Shame keeps us stuck in the codependent cycle because we are always looking outside of ourselves for approval, validation, and acceptance to feel “good enough.” Unfortunately, our shame prevents us from ever feeling good enough no matter how hard we try to be perfect or please others.

Often, our experiences growing up hurt us enough that we made up that something must be inherently wrong with us for such a bad thing to happen. We must do work to realize that even though something horrible happened to us (maybe even repeatedly) it’s not a reflection of your worth. This work does take time but a good place to start is to remember this: The painful things that have happened to you and the mistreatment you have survived are not reflections of your worth. Unfortunately, some of us are born into families who cannot respect or protect us and this is tragic but it is a reflection of their character at that time – not your worth.

No matter what, you are inherently valuable and worthwhile.

For people who struggle with codependency that don’t relate to such wounding or trauma, there were still experiences that led you to feel “not good enough.” The reality is many families, cultures, and religions have a lot of expectations about who we “should” be to be accepted, loved and “good enough.” Often, because human beings are multifaceted and unique, these expectations don’t honor a person’s authenticity. Therefore, people are often left feeling like they don’t “measure up” to others and therefore are “not good enough.” We can make up we aren’t good enough because of our bodies, our dreams, our sexual orientation, our gender, our race, etc. – really anything that has been judged and devalued by others. People in their codependency often feel like they aren’t enough and simultaneously, like they are too much.
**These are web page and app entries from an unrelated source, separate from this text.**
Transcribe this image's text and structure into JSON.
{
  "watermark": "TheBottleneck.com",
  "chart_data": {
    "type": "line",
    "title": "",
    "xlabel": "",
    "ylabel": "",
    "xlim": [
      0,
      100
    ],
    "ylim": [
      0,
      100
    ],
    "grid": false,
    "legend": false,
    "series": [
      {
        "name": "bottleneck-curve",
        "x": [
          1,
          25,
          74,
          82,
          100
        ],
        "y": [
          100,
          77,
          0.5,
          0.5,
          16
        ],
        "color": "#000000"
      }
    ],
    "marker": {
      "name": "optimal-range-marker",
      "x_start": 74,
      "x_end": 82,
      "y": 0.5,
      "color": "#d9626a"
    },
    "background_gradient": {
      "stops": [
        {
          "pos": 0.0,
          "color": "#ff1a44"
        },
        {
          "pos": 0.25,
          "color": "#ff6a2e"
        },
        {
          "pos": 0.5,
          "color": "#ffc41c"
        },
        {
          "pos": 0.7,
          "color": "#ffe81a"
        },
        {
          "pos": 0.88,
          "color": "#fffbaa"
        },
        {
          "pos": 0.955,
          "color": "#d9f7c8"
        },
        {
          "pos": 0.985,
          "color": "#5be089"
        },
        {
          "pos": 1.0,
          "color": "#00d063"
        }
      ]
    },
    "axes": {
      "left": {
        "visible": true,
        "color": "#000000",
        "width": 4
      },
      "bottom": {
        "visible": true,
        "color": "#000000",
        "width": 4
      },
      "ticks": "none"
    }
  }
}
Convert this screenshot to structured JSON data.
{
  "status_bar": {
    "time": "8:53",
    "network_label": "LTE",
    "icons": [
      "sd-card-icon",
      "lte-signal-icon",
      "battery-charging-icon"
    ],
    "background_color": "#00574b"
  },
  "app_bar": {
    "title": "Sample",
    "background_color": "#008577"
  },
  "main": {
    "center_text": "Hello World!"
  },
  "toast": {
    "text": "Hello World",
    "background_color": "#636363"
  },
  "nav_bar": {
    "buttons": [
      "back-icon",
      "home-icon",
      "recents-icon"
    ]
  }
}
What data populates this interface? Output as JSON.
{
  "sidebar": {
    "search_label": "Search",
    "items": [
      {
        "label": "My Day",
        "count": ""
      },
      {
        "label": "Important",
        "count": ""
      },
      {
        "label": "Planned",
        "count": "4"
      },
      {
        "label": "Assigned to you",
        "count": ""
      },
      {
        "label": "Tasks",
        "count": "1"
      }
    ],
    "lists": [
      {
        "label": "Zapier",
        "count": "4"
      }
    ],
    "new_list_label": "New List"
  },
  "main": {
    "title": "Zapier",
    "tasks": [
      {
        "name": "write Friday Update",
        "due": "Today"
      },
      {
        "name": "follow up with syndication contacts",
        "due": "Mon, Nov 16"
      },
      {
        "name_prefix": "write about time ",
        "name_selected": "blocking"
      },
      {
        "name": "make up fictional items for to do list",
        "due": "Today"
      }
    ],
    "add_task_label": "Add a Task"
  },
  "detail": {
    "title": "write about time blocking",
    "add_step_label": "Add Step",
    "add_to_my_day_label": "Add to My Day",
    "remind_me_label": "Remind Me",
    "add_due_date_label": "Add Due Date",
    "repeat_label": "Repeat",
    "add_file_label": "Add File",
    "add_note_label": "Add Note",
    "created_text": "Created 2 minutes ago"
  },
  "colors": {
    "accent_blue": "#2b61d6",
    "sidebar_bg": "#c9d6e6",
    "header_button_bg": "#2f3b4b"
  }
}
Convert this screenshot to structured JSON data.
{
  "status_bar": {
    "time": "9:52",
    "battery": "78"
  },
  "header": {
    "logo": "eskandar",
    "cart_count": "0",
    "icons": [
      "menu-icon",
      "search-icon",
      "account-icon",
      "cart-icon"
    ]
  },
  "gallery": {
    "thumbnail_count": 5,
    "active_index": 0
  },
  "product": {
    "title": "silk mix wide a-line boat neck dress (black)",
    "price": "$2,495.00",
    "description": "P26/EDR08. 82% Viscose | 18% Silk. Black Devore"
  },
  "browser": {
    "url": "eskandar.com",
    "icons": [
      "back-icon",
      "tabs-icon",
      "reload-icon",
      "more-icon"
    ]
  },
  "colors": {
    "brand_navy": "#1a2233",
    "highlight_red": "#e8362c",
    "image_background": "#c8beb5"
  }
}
How to Heal from Codependency?

The healthy contrast to codependency is interdependency. This occurs when a person is focused internally first, because they trust in their inherent worth. They have a healthy sense of self and self-respect, so their actions reflect self-awareness, maturity, and integrity.

An interdependent person would still likely love to see their spouse recover from an addiction, but their experience is vastly different than someone’s in codependency. They will know, deeply, that their spouse’s addiction – or recovery – isn’t a reflection of their worth as they know they have value no matter what. They also know that they can only support, not fix, their spouse.

Interdependent relationships are mature, healthy and stable ones. They are made up of two adults who each have self-love and self-respect and are clear on their personal needs.  Each person in the relationship is responsible to either meet their own needs or seek support when they need assistance. And since, they also have other-love and other-respect, when they need support, they communicate their needs kindly and clearly. They also understand the ongoing need for compromise and negotiation because both people know they matter equally.

We heal – and become interdependent – by connecting with our inherent self-worth and reducing shame. We do this first by starting to prioritize ourselves with self-care. After all, deprioritizing ourselves reinforces the shame that codependency feeds off of. We must practice as if we love ourselves to finally learn to love ourselves. We also learn to diminish shame by protecting ourselves with healthy boundaries. There are other steps to codependency recovery which are outlined in my book, “The Codependency Recovery Plan.”

If you relate to being codependent, let me emphasize there is hope. Recovery is possible! I’m personally in recovery for codependency and while it takes take hard work and commitment to recover, it is totally possible and worth it. I’m here to support you with my blog, course to develop self-love, and codependency recovery coaching. Please contact me if you would like extra support. I’m truly rooting for you!